In making the overall assessment of current and future economic performance in individual countries, a number of key variables and how they interact must be examined, broadly along the following lines:

  • Domestic expenditures. Projections of private consumption and saving rates typically take into account real disposable income, household wealth, changes in the rate of inflation, monetary and financial conditions, and leading indicators of consumer confidence and retail sales. Business fixed investment is mainly assessed in relation to non-financial (sales, output and capacity utilisation) and financial (cash flow, monetary conditions and interest rates) variables. Business sentiment and survey information is also taken into account. Projections for residential construction typically take account of demographic trends, housing stocks, real income and financial conditions, but also draw on cyclical indicators for the construction sector. Projections of stockbuilding are usually made with reference to relevant stock-output and stock-sales ratios in relation to normal trends.

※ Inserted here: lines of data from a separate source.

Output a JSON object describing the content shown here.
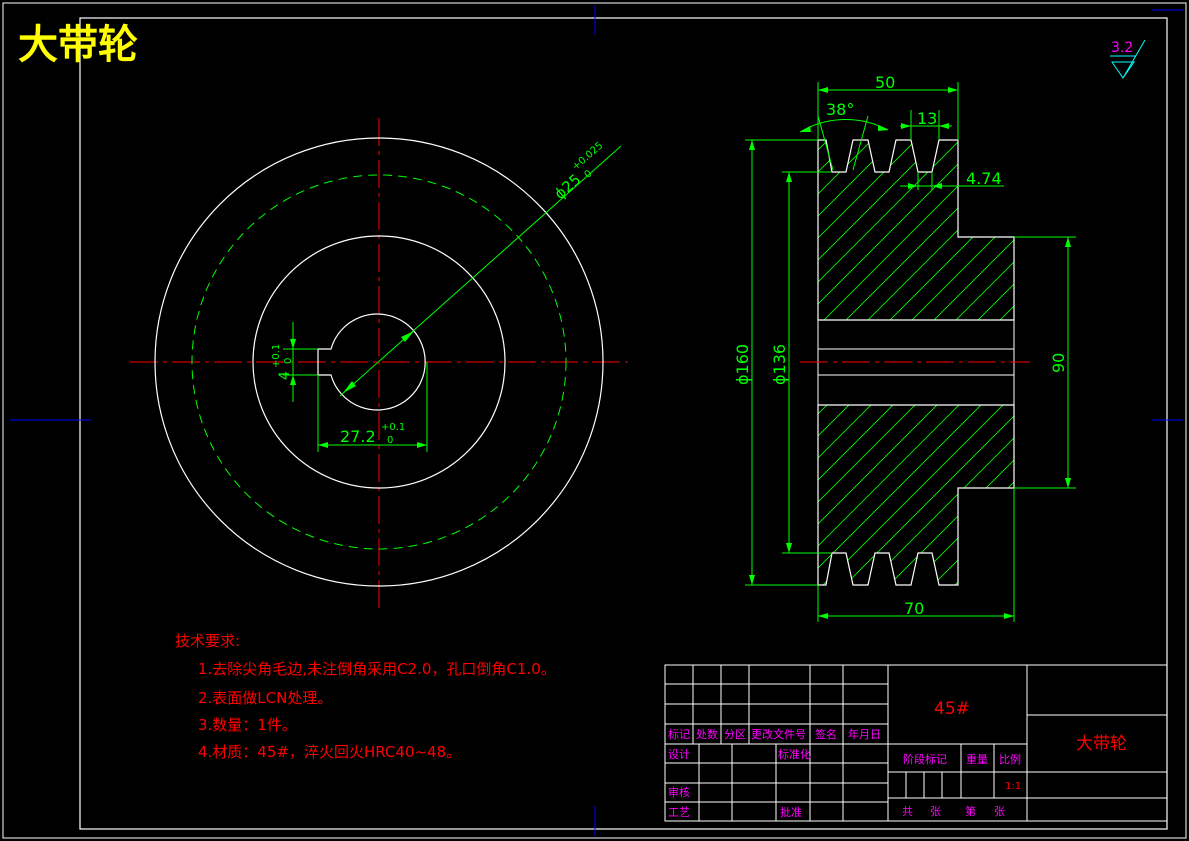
{
  "drawing": {
    "title": "大带轮",
    "roughness": "3.2"
  },
  "front_view": {
    "bore_dim": "ϕ25",
    "bore_tol_upper": "+0.025",
    "bore_tol_lower": "0",
    "key_depth_dim": "4",
    "key_depth_tol_upper": "+0.1",
    "key_depth_tol_lower": "0",
    "hub_dim": "27.2",
    "hub_tol_upper": "+0.1",
    "hub_tol_lower": "0"
  },
  "section_view": {
    "groove_span": "50",
    "groove_angle": "38°",
    "groove_pitch": "13",
    "groove_depth": "4.74",
    "outer_diameter": "ϕ160",
    "pitch_diameter": "ϕ136",
    "hub_diameter": "90",
    "total_width": "70"
  },
  "requirements": {
    "heading": "技术要求:",
    "items": [
      "1.去除尖角毛边,未注倒角采用C2.0，孔口倒角C1.0。",
      "2.表面做LCN处理。",
      "3.数量：1件。",
      "4.材质：45#，淬火回火HRC40~48。"
    ]
  },
  "title_block": {
    "material": "45#",
    "part_name": "大带轮",
    "col_biaoji": "标记",
    "col_chushu": "处数",
    "col_fenqu": "分区",
    "col_genggai": "更改文件号",
    "col_qianming": "签名",
    "col_nianyueri": "年月日",
    "design": "设计",
    "standard": "标准化",
    "stage_mark": "阶段标记",
    "weight": "重量",
    "scale_label": "比例",
    "scale_value": "1:1",
    "review": "审核",
    "process": "工艺",
    "approve": "批准",
    "gong": "共",
    "zhang": "张",
    "di": "第",
    "zhang2": "张"
  }
}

  • Employment, wages and prices. Employment and other labour market trends are generally assessed on the basis of actual and projected activity. Important additional considerations relate to productivity trends, capacity constraints and costs. Unemployment rate projections are derived from employment and labour supply projections, with the latter assessed on the basis of demographic trends and participation rate assumptions. Wage and earnings assessments take into account a number of key factors, such as the pattern of current wage settlements data as a leading indicator.  Unemployment, labour market conditions, productivity and the terms of trade also influence the overall projection for real wages and real compensation per employee. The assessment of domestic prices and inflation trends depends on unit costs, the strength of demand reflected by output gaps and foreign prices.
  • Output gaps. The output gap is measured as the difference between actual and estimated potential GDP, in volume terms and in per cent of potential GDP. Output gaps are difficult to estimate and subject to substantial margins of error given that potential output and structural unemployment rates are generally unobservable variables. This generally follows a production function approach, taking into account the capital stock, changes in labour supply, factor productivities and underlying “non-accelerating inflation rates of unemployment” (NAIRU).

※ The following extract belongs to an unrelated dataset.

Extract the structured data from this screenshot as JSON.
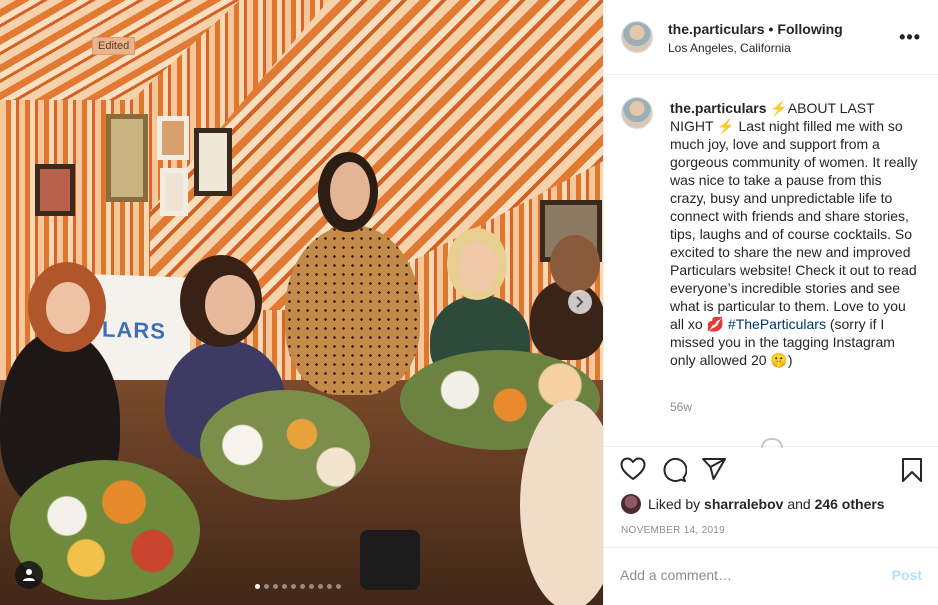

  • Foreign trade and balance of payments. In making the forecasts, particular attention is paid to consistency at domestic and world levels, and to ensure that key accounting identities and relationships are observed, notably with respect to international trade and the balance of payments.  Within this framework, projections for aggregated import volumes of goods and services typically take account of domestic activity (weighted expenditures) and relative price competitiveness, giving additional weight however to current and past trend developments in import penetration.  Aggregate goods and services export volume projections are generally linked to developments in export weighted markets, competitiveness positions and trend export performance. Projections for export prices take account of domestic labour costs and import prices, as well as competitors’ export prices, while import prices are derived as weighted averages of foreign and domestic prices.

Investment income receipts and payments are set to reflect returns on stocks of external assets and liabilities, while international transfer debits and credit are exogenous, subject to consistency checks across countries. An important feature of the trade and balance of payments exercise is the need to ensure consistency across countries and regions and iterative procedures for maintaining balance at the world level.  A global equation linking world trade growth to world GDP growth is also used in checking the consistency of the world trade trajectory for given world activity.